▶ [Your goal]:
Go through the data line by line. Copy each one holding the string "title".

(Records shown Opens)

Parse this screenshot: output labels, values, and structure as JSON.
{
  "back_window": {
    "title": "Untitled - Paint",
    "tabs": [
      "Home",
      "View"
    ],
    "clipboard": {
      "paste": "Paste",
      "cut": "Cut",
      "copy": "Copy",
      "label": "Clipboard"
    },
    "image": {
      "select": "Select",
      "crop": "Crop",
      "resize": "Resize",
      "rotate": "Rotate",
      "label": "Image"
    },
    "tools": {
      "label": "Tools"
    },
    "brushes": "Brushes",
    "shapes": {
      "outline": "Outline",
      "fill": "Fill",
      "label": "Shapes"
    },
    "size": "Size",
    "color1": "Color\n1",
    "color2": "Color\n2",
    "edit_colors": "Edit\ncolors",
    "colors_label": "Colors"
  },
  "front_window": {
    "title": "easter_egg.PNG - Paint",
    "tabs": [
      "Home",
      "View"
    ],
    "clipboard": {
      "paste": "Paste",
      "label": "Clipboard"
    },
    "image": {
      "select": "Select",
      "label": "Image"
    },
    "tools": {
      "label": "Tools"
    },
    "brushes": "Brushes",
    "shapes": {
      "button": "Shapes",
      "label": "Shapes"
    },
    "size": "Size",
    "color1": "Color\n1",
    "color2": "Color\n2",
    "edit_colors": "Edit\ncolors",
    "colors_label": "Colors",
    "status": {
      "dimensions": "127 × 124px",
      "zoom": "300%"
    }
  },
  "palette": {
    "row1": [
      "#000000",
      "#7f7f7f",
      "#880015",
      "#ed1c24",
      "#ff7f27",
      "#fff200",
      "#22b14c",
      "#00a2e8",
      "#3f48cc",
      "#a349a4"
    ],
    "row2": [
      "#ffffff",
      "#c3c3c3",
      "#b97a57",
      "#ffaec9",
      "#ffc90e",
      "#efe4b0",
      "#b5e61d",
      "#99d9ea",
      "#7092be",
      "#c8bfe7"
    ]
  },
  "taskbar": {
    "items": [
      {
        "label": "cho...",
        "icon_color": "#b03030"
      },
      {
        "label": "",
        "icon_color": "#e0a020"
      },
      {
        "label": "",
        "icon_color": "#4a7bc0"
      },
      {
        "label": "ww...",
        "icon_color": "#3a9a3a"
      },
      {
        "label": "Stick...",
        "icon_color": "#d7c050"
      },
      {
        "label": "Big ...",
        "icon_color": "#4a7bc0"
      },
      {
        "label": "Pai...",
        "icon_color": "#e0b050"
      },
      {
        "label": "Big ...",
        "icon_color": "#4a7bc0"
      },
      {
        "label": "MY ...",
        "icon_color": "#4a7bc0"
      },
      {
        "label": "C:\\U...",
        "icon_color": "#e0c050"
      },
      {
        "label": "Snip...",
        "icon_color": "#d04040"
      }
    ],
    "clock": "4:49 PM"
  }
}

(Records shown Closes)

▶ [Output]:
    "title": "Untitled - Paint",
    "title": "easter_egg.PNG - Paint",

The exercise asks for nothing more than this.